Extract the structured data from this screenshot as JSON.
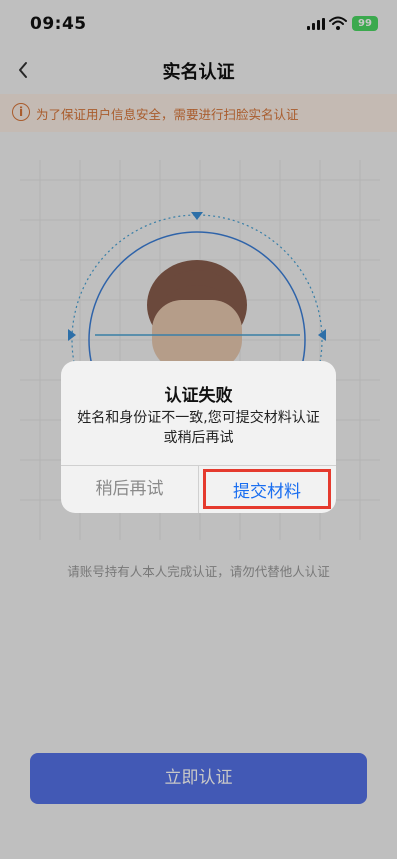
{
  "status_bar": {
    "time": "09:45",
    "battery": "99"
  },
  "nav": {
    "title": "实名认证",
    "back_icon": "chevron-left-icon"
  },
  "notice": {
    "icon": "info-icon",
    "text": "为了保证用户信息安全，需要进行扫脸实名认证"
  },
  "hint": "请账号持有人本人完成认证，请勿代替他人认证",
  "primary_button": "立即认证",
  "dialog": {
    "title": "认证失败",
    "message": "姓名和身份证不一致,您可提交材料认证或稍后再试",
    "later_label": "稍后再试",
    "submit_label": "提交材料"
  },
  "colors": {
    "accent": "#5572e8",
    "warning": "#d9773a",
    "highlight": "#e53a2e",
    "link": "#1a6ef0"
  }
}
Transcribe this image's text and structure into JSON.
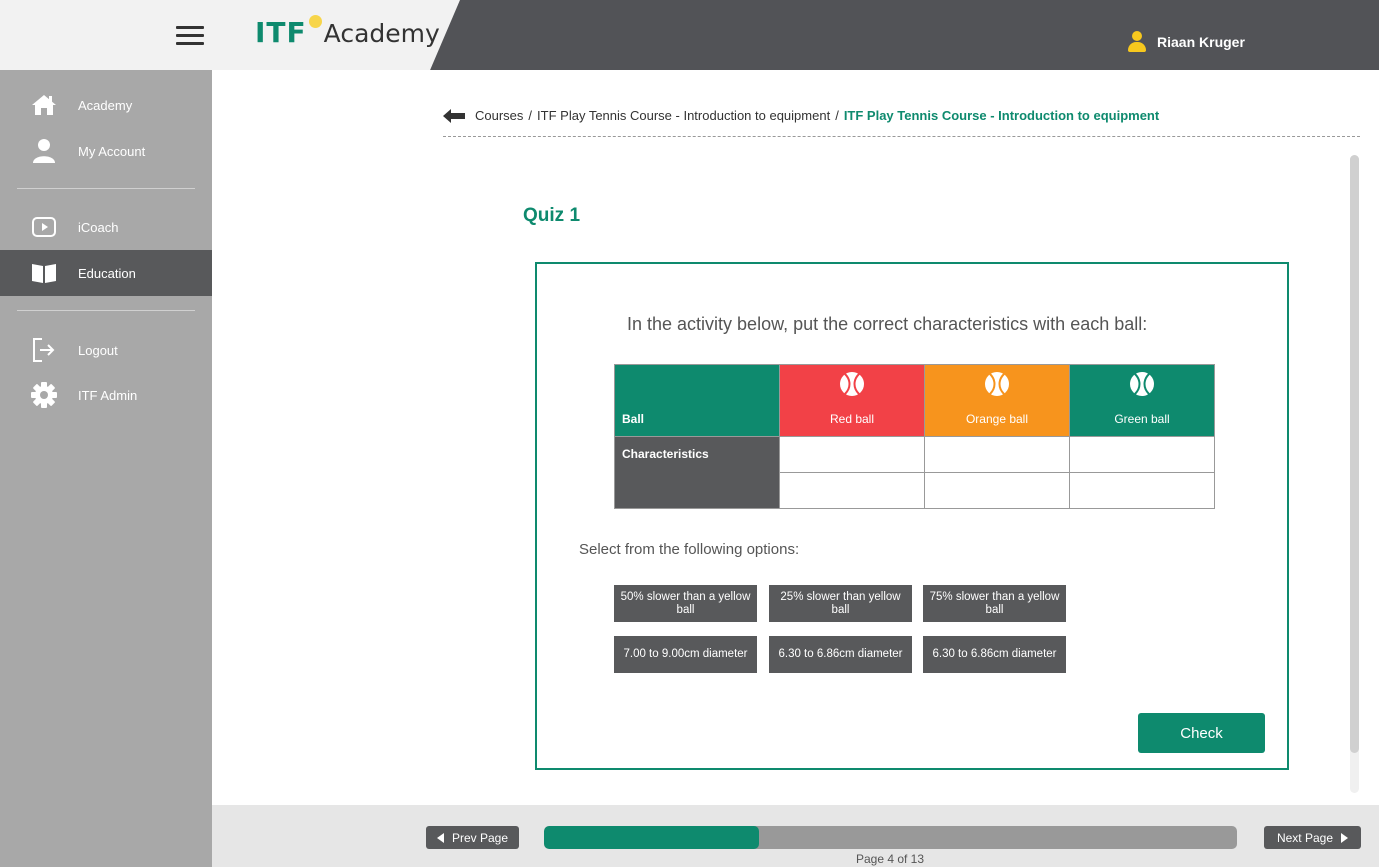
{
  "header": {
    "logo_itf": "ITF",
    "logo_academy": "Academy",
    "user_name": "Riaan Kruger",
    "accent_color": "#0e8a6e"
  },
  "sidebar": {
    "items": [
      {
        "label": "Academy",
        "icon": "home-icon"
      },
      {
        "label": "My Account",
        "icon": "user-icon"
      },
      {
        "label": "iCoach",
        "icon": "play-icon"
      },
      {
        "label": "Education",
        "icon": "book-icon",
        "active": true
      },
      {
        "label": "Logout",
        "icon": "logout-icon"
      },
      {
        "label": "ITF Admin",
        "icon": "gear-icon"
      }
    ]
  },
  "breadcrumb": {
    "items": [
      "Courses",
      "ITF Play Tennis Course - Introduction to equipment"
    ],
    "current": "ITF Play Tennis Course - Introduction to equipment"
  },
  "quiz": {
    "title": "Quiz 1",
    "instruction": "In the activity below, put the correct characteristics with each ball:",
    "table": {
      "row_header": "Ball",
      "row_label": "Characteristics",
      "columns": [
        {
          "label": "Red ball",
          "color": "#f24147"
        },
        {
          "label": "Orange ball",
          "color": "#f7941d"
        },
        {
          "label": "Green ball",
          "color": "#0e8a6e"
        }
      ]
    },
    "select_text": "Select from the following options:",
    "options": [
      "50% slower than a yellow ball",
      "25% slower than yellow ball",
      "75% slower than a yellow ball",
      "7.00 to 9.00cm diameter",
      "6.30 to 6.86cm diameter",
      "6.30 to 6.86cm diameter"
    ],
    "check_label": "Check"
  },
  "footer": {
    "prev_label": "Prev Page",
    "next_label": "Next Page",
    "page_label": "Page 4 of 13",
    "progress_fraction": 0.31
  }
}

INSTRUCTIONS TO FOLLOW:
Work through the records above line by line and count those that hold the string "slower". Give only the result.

RESULT OF THE TASK:
3